Other methods I tried:

[(i,j)for i=-1:1,j=-1:1 if i|j!=0]

[[s...].-'1'for s=base.(3,[0:3;5:8],2)] (based on Stewie Griffin's Octave solution)

[(i,j)for i=-1:1,j=-1:1][(1:9).!=5]

# 05AB1E, 6 bytes

T®šã¨


Port of @ბიმო's second Husk answer, so make sure to upvote him!

Try it online.

Explanation:

T      # Push 10
®š    # Prepend -1 as list: [-1,1,0]
ã   # Take the cartesian product of this list with itself, generating all pairs
¨  # Remove the last one, which is the [0,0]
# (after which the result is output implicitly)


# MathGolf, 7 5 bytes

1╤╫■╞
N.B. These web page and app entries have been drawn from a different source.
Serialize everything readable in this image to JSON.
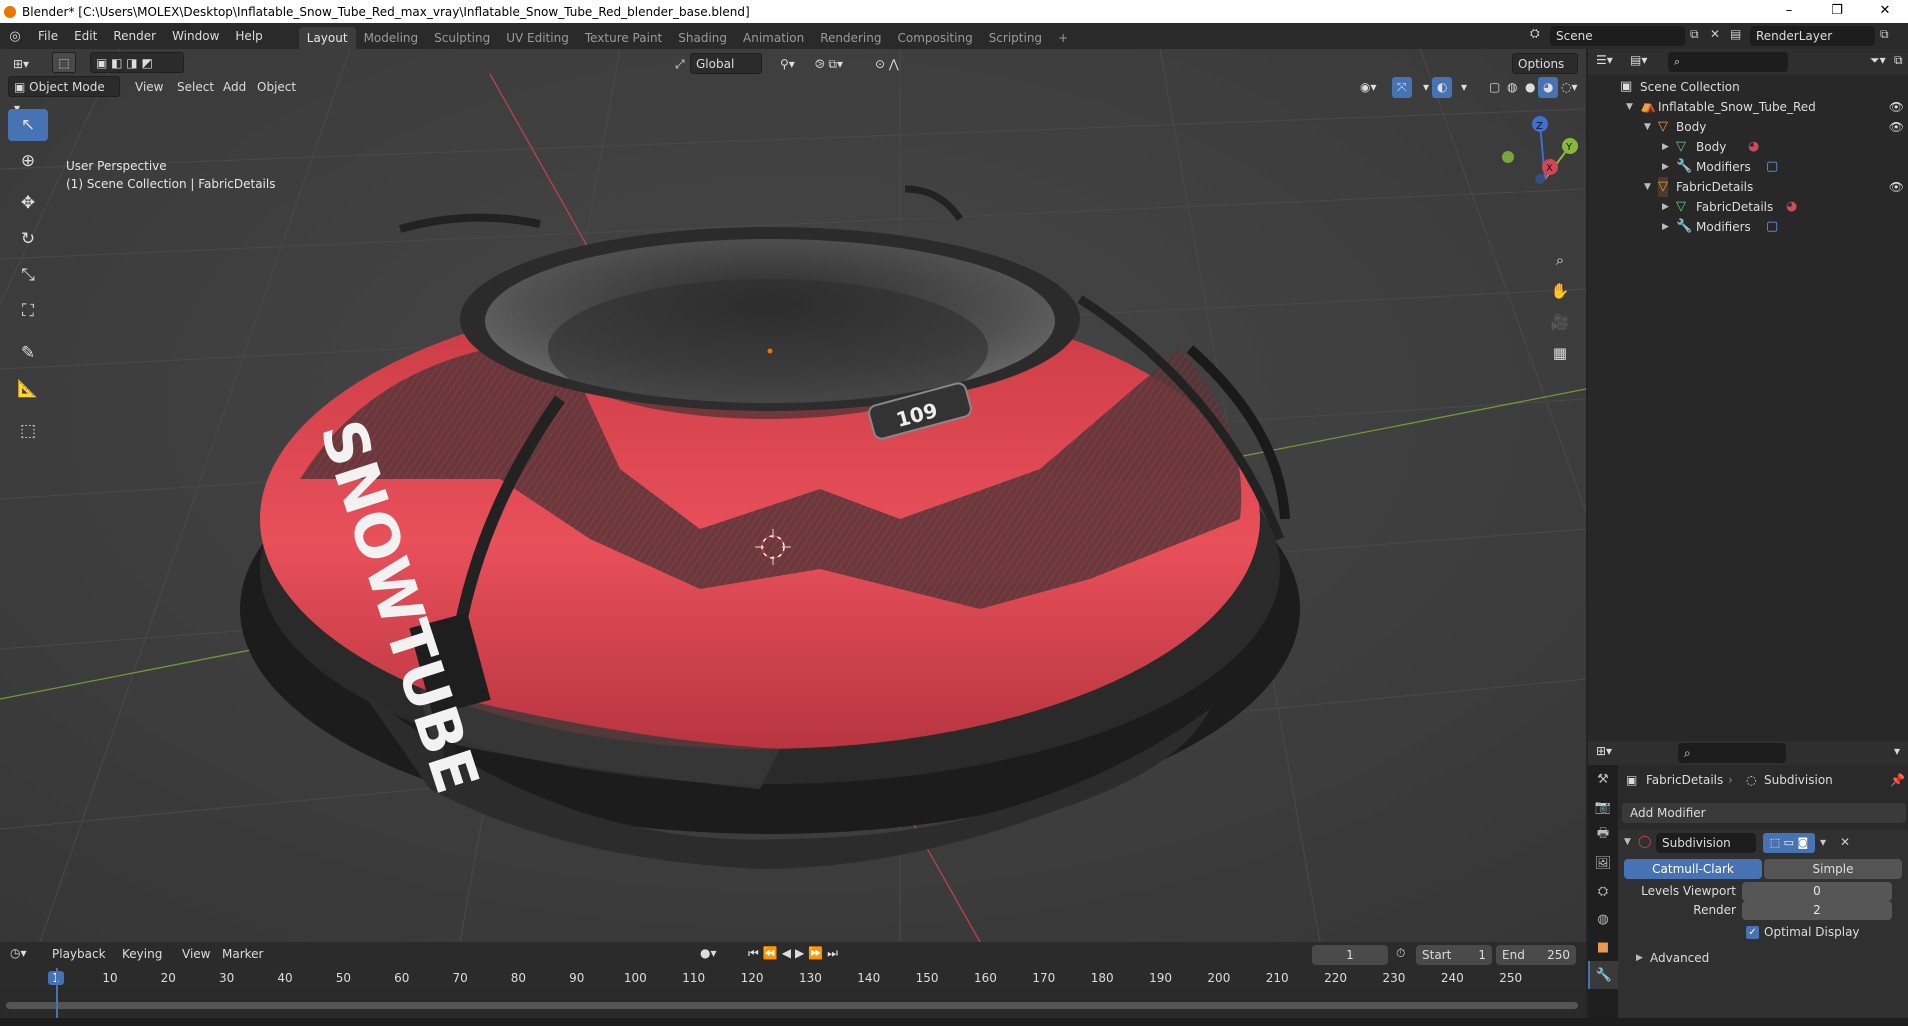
{
  "window": {
    "title": "Blender* [C:\\Users\\MOLEX\\Desktop\\Inflatable_Snow_Tube_Red_max_vray\\Inflatable_Snow_Tube_Red_blender_base.blend]",
    "minimize": "–",
    "maximize": "❐",
    "close": "✕"
  },
  "menu": {
    "file": "File",
    "edit": "Edit",
    "render": "Render",
    "window": "Window",
    "help": "Help"
  },
  "workspaces": [
    "Layout",
    "Modeling",
    "Sculpting",
    "UV Editing",
    "Texture Paint",
    "Shading",
    "Animation",
    "Rendering",
    "Compositing",
    "Scripting",
    "+"
  ],
  "scene": {
    "name": "Scene",
    "view_layer": "RenderLayer"
  },
  "viewport": {
    "orientation": "Global",
    "options": "Options",
    "mode": "Object Mode",
    "menus": {
      "view": "View",
      "select": "Select",
      "add": "Add",
      "object": "Object"
    },
    "perspective": "User Perspective",
    "collection_info": "(1) Scene Collection | FabricDetails",
    "gizmo": {
      "z": "Z",
      "y": "Y",
      "x": "X"
    },
    "logo_text": "SNOWTUBE",
    "badge_text": "109"
  },
  "outliner": {
    "rows": [
      {
        "label": "Scene Collection",
        "icon": "collection-icon"
      },
      {
        "label": "Inflatable_Snow_Tube_Red",
        "icon": "object-icon"
      },
      {
        "label": "Body",
        "icon": "mesh-object-icon"
      },
      {
        "label": "Body",
        "icon": "mesh-data-icon"
      },
      {
        "label": "Modifiers",
        "icon": "wrench-icon"
      },
      {
        "label": "FabricDetails",
        "icon": "mesh-object-icon"
      },
      {
        "label": "FabricDetails",
        "icon": "mesh-data-icon"
      },
      {
        "label": "Modifiers",
        "icon": "wrench-icon"
      }
    ]
  },
  "properties": {
    "object_name": "FabricDetails",
    "modifier_breadcrumb": "Subdivision",
    "add_modifier": "Add Modifier",
    "modifier_name": "Subdivision",
    "types": [
      "Catmull-Clark",
      "Simple"
    ],
    "levels_viewport_label": "Levels Viewport",
    "levels_viewport": "0",
    "render_label": "Render",
    "render": "2",
    "optimal_display": "Optimal Display",
    "advanced": "Advanced"
  },
  "timeline": {
    "playback": "Playback",
    "keying": "Keying",
    "view": "View",
    "marker": "Marker",
    "current_frame": "1",
    "start_label": "Start",
    "start": "1",
    "end_label": "End",
    "end": "250",
    "ticks": [
      "1",
      "10",
      "20",
      "30",
      "40",
      "50",
      "60",
      "70",
      "80",
      "90",
      "100",
      "110",
      "120",
      "130",
      "140",
      "150",
      "160",
      "170",
      "180",
      "190",
      "200",
      "210",
      "220",
      "230",
      "240",
      "250"
    ]
  },
  "colors": {
    "accent": "#4772b3",
    "tube_red": "#e0434e",
    "grid": "#444444",
    "x_axis": "#c8454f",
    "y_axis": "#7aa33a"
  }
}
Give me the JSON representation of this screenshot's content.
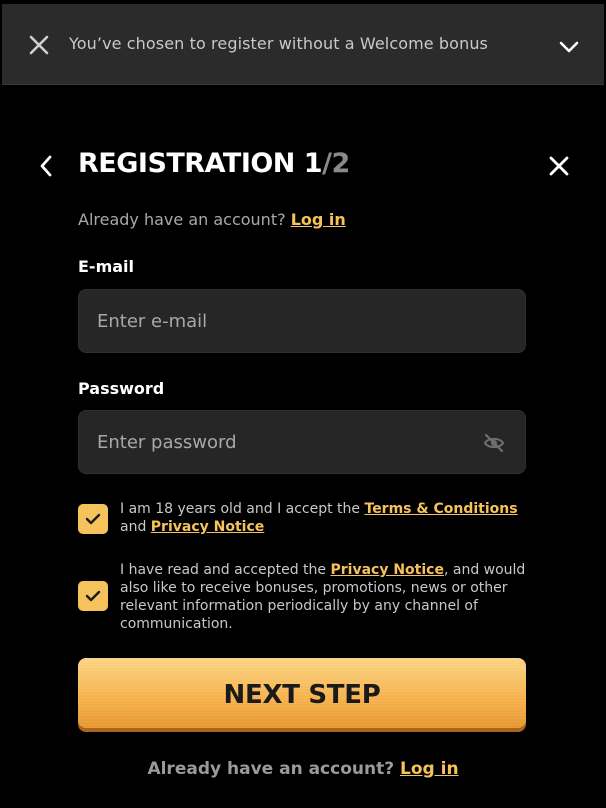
{
  "banner": {
    "text": "You’ve chosen to register without a Welcome bonus",
    "close_icon": "close-icon",
    "expand_icon": "chevron-down-icon"
  },
  "header": {
    "title_main": "REGISTRATION 1",
    "title_suffix": "/2",
    "back_icon": "chevron-left-icon",
    "close_icon": "close-icon"
  },
  "login_prompt": {
    "text": "Already have an account?",
    "link": "Log in"
  },
  "form": {
    "email": {
      "label": "E-mail",
      "placeholder": "Enter e-mail",
      "value": ""
    },
    "password": {
      "label": "Password",
      "placeholder": "Enter password",
      "value": "",
      "toggle_icon": "eye-off-icon"
    }
  },
  "consents": [
    {
      "checked": true,
      "text_before": "I am 18 years old and I accept the ",
      "link1": "Terms & Conditions",
      "text_mid": " and ",
      "link2": "Privacy Notice"
    },
    {
      "checked": true,
      "text_before": "I have read and accepted the ",
      "link1": "Privacy Notice",
      "text_after": ", and would also like to receive bonuses, promotions, news or other relevant information periodically by any channel of communication."
    }
  ],
  "next_button": {
    "label": "NEXT STEP"
  },
  "footer_login": {
    "text": "Already have an account?",
    "link": "Log in"
  },
  "colors": {
    "accent": "#f5c25b",
    "background": "#000000",
    "input_bg": "#262626"
  }
}
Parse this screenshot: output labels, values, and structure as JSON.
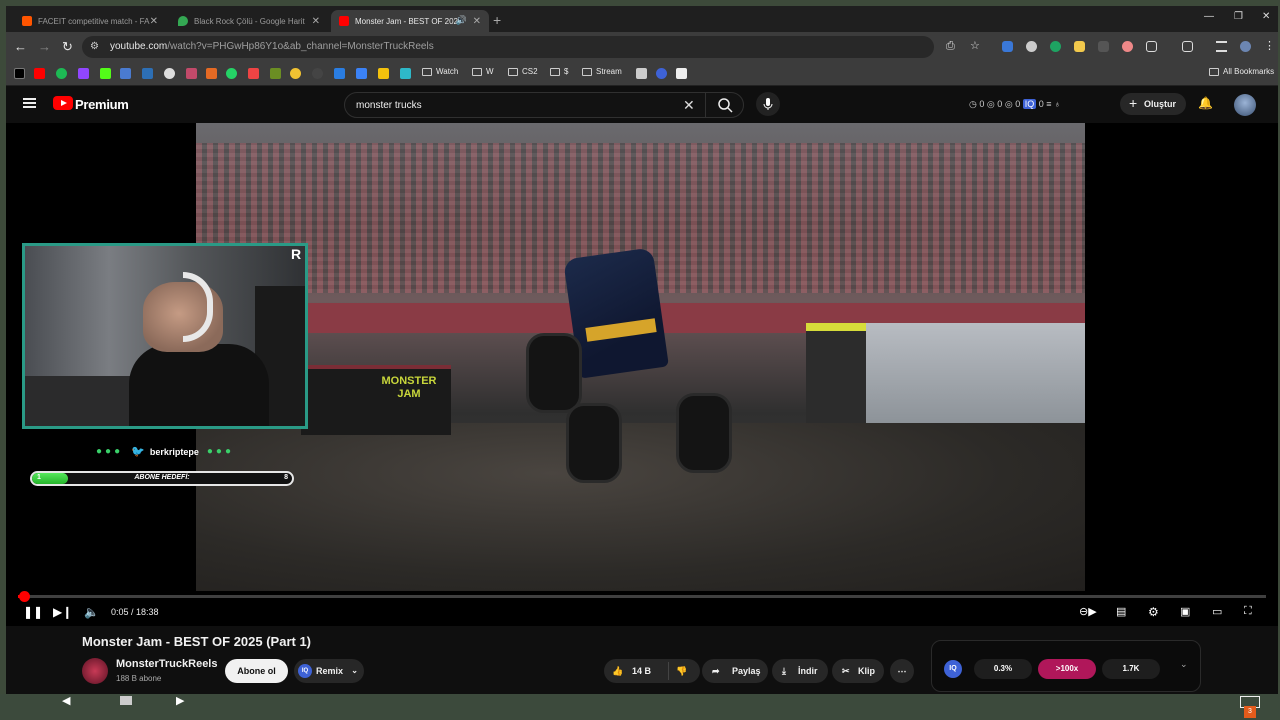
{
  "browser": {
    "tabs": [
      {
        "title": "FACEIT competitive match - FA",
        "color": "#ff5500"
      },
      {
        "title": "Black Rock Çölü - Google Harit",
        "color": "#34a853"
      },
      {
        "title": "Monster Jam - BEST OF 202",
        "color": "#ff0000"
      }
    ],
    "url_host": "youtube.com",
    "url_path": "/watch?v=PHGwHp86Y1o&ab_channel=MonsterTruckReels",
    "bookmarks": [
      "Watch",
      "W",
      "CS2",
      "$",
      "Stream"
    ],
    "all_bookmarks": "All Bookmarks"
  },
  "youtube": {
    "logo_text": "Premium",
    "search_query": "monster trucks",
    "counters": [
      "0",
      "0",
      "0",
      "0"
    ],
    "create_label": "Oluştur"
  },
  "overlay": {
    "streamer_name": "berkriptepe",
    "sub_current": "1",
    "sub_label": "ABONE HEDEFİ:",
    "sub_goal": "8",
    "sub_progress": 0.125,
    "stream_badge": "R"
  },
  "player": {
    "time_text": "0:05 / 18:38",
    "progress_fraction": 0.0045,
    "scene_text": "MONSTER JAM"
  },
  "video": {
    "title": "Monster Jam - BEST OF 2025 (Part 1)",
    "channel": "MonsterTruckReels",
    "subscribers": "188 B abone",
    "subscribe_label": "Abone ol",
    "remix_label": "Remix",
    "likes": "14 B",
    "share_label": "Paylaş",
    "download_label": "İndir",
    "clip_label": "Klip"
  },
  "stats_panel": {
    "badge": "IQ",
    "values": [
      "0.3%",
      ">100x",
      "1.7K"
    ],
    "colors": [
      "#1e1e1e",
      "#b0175a",
      "#1e1e1e"
    ]
  },
  "taskbar": {
    "mail_count": "3"
  }
}
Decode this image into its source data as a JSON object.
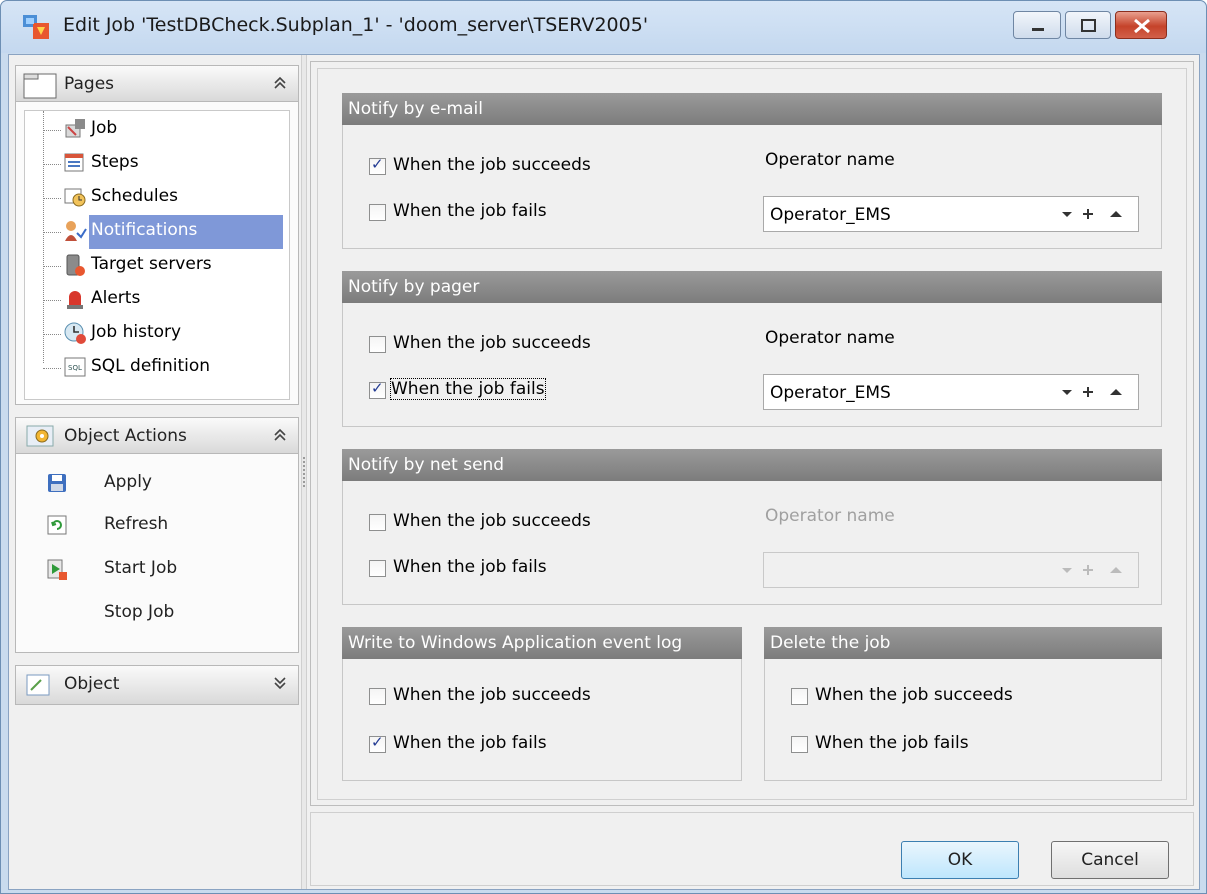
{
  "window": {
    "title": "Edit Job 'TestDBCheck.Subplan_1' - 'doom_server\\TSERV2005'"
  },
  "pages_panel": {
    "title": "Pages",
    "items": [
      {
        "label": "Job",
        "icon": "job-icon"
      },
      {
        "label": "Steps",
        "icon": "steps-icon"
      },
      {
        "label": "Schedules",
        "icon": "schedules-icon"
      },
      {
        "label": "Notifications",
        "icon": "notifications-icon",
        "selected": true
      },
      {
        "label": "Target servers",
        "icon": "target-servers-icon"
      },
      {
        "label": "Alerts",
        "icon": "alerts-icon"
      },
      {
        "label": "Job history",
        "icon": "job-history-icon"
      },
      {
        "label": "SQL definition",
        "icon": "sql-definition-icon"
      }
    ]
  },
  "actions_panel": {
    "title": "Object Actions",
    "items": [
      {
        "label": "Apply",
        "icon": "save-icon"
      },
      {
        "label": "Refresh",
        "icon": "refresh-icon"
      },
      {
        "label": "Start Job",
        "icon": "start-job-icon"
      },
      {
        "label": "Stop Job",
        "icon": ""
      }
    ]
  },
  "object_panel": {
    "title": "Object"
  },
  "email": {
    "title": "Notify by e-mail",
    "succeeds_label": "When the job succeeds",
    "succeeds_checked": true,
    "fails_label": "When the job fails",
    "fails_checked": false,
    "operator_label": "Operator name",
    "operator_value": "Operator_EMS"
  },
  "pager": {
    "title": "Notify by pager",
    "succeeds_label": "When the job succeeds",
    "succeeds_checked": false,
    "fails_label": "When the job fails",
    "fails_checked": true,
    "operator_label": "Operator name",
    "operator_value": "Operator_EMS"
  },
  "netsend": {
    "title": "Notify by net send",
    "succeeds_label": "When the job succeeds",
    "succeeds_checked": false,
    "fails_label": "When the job fails",
    "fails_checked": false,
    "operator_label": "Operator name",
    "operator_value": ""
  },
  "eventlog": {
    "title": "Write to Windows Application event log",
    "succeeds_label": "When the job succeeds",
    "succeeds_checked": false,
    "fails_label": "When the job fails",
    "fails_checked": true
  },
  "delete": {
    "title": "Delete the job",
    "succeeds_label": "When the job succeeds",
    "succeeds_checked": false,
    "fails_label": "When the job fails",
    "fails_checked": false
  },
  "buttons": {
    "ok": "OK",
    "cancel": "Cancel"
  },
  "colors": {
    "selection": "#7f98d8",
    "group_header": "#8a8a8a",
    "check_mark": "#233b93"
  }
}
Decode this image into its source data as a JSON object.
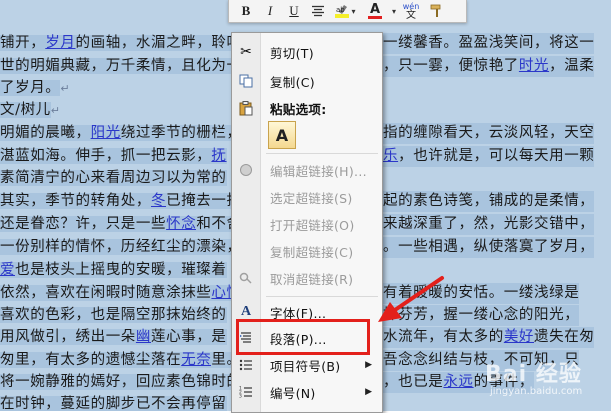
{
  "document": {
    "lines": [
      {
        "t": "铺开，",
        "link": "岁月",
        "r": "的画轴，水湄之畔，聆听",
        "tail": "一缕馨香。盈盈浅笑间，将这一"
      },
      {
        "t": "世的明媚典藏，万千柔情，且化为一",
        "link": "",
        "r": "",
        "tail": "，只一霎，便惊艳了",
        "link2": "时光",
        "r2": "，温柔"
      },
      {
        "t": "了岁月。",
        "mark": "↵"
      },
      {
        "t": "文/树儿",
        "mark": "↵"
      },
      {
        "t": "明媚的晨曦，",
        "link": "阳光",
        "r": "绕过季节的栅栏，",
        "tail": "指的缠隙看天，云淡风轻，天空"
      },
      {
        "t": "湛蓝如海。伸手，抓一把云影，",
        "link": "抚",
        "r": "",
        "tail": "乐",
        "tail2": "，也许就是，可以每天用一颗"
      },
      {
        "t": "素简清宁的心来看周边习以为常的",
        "tail": ""
      },
      {
        "t": "其实，季节的转角处，",
        "link": "冬",
        "r": "已掩去一抹",
        "tail": "起的素色诗笺，铺成的是柔情，"
      },
      {
        "t": "还是眷恋？许，只是一些",
        "link": "怀念",
        "r": "和不舍",
        "tail": "来越深重了，然，光影交错中，"
      },
      {
        "t": "一份别样的情怀，历经红尘的漂染，",
        "tail": "。一些相遇，纵使落寞了岁月，"
      },
      {
        "t": "爱",
        "r": "也是枝头上摇曳的安暖，璀璨着",
        "tail": ""
      },
      {
        "t": "依然，喜欢在闲暇时随意涂抹些",
        "link": "心情",
        "tail": "有着暖暖的安恬。一缕浅绿是"
      },
      {
        "t": "喜欢的色彩，也是隔空那抹始终的",
        "tail": "抹芬芳，握一缕心念的阳光，"
      },
      {
        "t": "用风做引，绣出一朵",
        "link": "幽",
        "r": "莲心事，是",
        "tail": "水流年，有太多的",
        "link2": "美好",
        "r2": "遗失在匆"
      },
      {
        "t": "匆里，有太多的遗憾尘落在",
        "link": "无奈",
        "r": "里。",
        "tail": "吾念念纠结与枝，不可知，只"
      },
      {
        "t": "将一婉静雅的嫣好，回应素色锦时的",
        "tail": "，也已是",
        "link2": "永远",
        "r2": "的事件，"
      },
      {
        "t": "在时钟，蔓延的脚步已不会再停留",
        "tail": ""
      }
    ]
  },
  "toolbar": {
    "bold": "B",
    "italic": "I",
    "underline": "U",
    "align_icon": "center-align-icon",
    "highlight_icon": "highlighter-icon",
    "font_color_label": "A",
    "font_color": "#e02020",
    "phonetic_top": "wén",
    "phonetic_bottom": "文",
    "format_painter_icon": "brush-icon"
  },
  "menu": {
    "cut": "剪切(T)",
    "copy": "复制(C)",
    "paste_options": "粘贴选项:",
    "paste_keep": "A",
    "edit_hyperlink": "编辑超链接(H)...",
    "select_hyperlink": "选定超链接(S)",
    "open_hyperlink": "打开超链接(O)",
    "copy_hyperlink": "复制超链接(C)",
    "remove_hyperlink": "取消超链接(R)",
    "font": "字体(F)...",
    "paragraph": "段落(P)...",
    "bullets": "项目符号(B)",
    "numbering": "编号(N)"
  },
  "watermark": {
    "brand": "Bai 经验",
    "sub": "jingyan.baidu.com"
  },
  "colors": {
    "selection": "#a9c4de",
    "highlight_box": "#e3201b",
    "link": "#2b37c9"
  }
}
-2 bytes by porting @ბიმო's second Husk answer, so make sure to upvote him!

Try it online.

Explanation:

1╤     # Push list [-1,0,1] (push 1; pop and push a list in the range [-n,n])
╫    # Rotate it once towards the left: [0,1,-1]
■   # Take the cartesian product with itself, creating all possible pairs
╞  # Discard the first item of this list (the [0,0] pair)
# (after which the entire stack joined together is output implicitly)
`